Like the Apollo Lunar Module, the LSAM would include a descent stage for landing and an ascent stage for returning to orbit. The crew of four would ride in the ascent stage. The ascent stage would be powered by a methane/oxygen fuel for return to lunar orbit (later changed to liquid hydrogen and liquid oxygen, due to the infancy of oxygen/methane rocket propulsion). This would allow a derivative of the same lander to be used on later Mars missions, where methane propellant can be manufactured from the Martian soil in a process known as in-situ resource utilization (ISRU). The LSAM would support the crew of four on the lunar surface for about a week and use advanced roving vehicles to explore the lunar surface. The huge amount of cargo carried by the LSAM would be extremely beneficial for supporting a lunar base and for bringing large amounts of scientific equipment to the lunar surface.
Orion would launch from Launch Complex 39 at Kennedy Space Center, the same launch complex that currently launches the space shuttle. While shuttle operations continue from launch pad 39A, 39B is being readied for Ares launches. NASA will use Orion spacecraft for its human spaceflight missions after the last shuttle orbiter is retired in 2010. The first crewed Orion flight is anticipated in 2015. Subsequent flights will visit the International Space Station. If commercial orbital transportation services are unavailable, Orion will handle logistic flights to the Station. After that, Orion is to become a key component of human missions to the Moon and Mars.
The federal government proposed cancellation of the Constellation program in early February 2010. The final fate of Constellation program components yet to be determined, NASA has indicated that technologies and systems developed to date will be reviewed for potential inclusion in new programs aimed at manned spaceflight.
As of March 10, 2010 (2010 -03-10), NASA had begun to shut down the Constellation program in accordance with President Obama's cancellation directive. Control over the program was turned over to Lockheed Martin.
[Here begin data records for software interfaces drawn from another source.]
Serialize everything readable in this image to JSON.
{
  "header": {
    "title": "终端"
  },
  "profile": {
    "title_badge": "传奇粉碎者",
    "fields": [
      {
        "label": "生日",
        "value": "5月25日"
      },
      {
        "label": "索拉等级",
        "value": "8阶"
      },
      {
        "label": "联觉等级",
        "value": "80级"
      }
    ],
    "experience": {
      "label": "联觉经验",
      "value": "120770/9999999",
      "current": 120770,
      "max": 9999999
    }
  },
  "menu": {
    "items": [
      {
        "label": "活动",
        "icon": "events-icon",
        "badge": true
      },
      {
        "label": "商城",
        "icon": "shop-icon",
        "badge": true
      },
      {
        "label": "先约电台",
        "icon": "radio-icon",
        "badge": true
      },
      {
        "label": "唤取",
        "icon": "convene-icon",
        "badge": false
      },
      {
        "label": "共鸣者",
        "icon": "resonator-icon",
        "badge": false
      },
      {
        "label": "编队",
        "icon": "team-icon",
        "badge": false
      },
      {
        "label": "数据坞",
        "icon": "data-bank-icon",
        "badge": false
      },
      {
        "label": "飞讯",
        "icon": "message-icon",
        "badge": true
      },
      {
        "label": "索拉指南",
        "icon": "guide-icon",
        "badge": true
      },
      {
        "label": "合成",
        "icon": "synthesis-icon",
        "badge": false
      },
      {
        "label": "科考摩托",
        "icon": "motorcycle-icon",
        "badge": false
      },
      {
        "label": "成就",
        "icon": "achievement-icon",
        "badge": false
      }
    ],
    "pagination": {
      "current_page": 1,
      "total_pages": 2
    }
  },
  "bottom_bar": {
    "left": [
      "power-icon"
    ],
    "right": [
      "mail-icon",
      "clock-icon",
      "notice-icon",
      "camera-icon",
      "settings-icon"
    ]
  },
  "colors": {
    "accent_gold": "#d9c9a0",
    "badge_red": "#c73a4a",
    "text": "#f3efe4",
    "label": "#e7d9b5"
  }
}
As of April 15, 2010 (2010 -04-15), Obama directed NASA Administrator Charles Bolden to immediately begin developing a rescue vehicle using the Orion technology and announced the decision in a major space policy speech at Kennedy Space Center.